8 Lessons From the New "Serial" Episode


Adnan's chances of ever facing legal charges from the state are minimal at best.

After spent 23 years in prison for the murder of Hae Min Lee, Adnan Syed was freed on Monday after a Baltimore judge reversed the case.

The case against Syed, who is now 41, was given to the prosecutors 30 days to decide whether to pursue a fresh trial or withdraw the charges.

The following are the key lessons from the most recent episode of "Serial": The prosecution is not asserting Adnan Syed's innocence.

When Syed was detained for killing Lee, he was 17 years old. n Syed's extensive case file, Feldman found handwritten notes that suggested additional suspects.

According to the notes, two distinct callers gave the State's Attorney's Office information about the same person, who they claim had a reason to kill Lee, during the course of two phone calls.

He would both "murder her" and "make her vanish." Feldman said that the state has determined the accuracy of the information in these notes.

Currently doing time in prison for sexual assault is one of the suspects. One is associated with the spot where Lee vanished.

Feldman submits a motion for eviction.

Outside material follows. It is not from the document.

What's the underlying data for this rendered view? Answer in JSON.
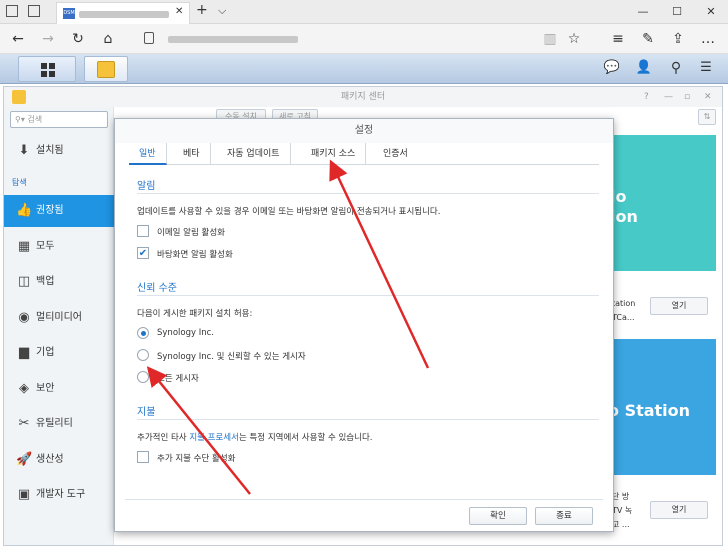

Feldman submitted a move to vacate the judgement due to the "bouquet of issues" in Syed's case.

The "star witness" Jay Wilds, a high school classmate of Syed's who testified that Syed killed Lee and showed the state her body, will be remembered by "Serial" listeners.

Over the course of the investigation, three different locations were claimed by Wilds to be where Syed allegedly showed him Lee's body.

Although the state was aware that Wilds' testimony was suspect at the time, they used mobile phone records to support it.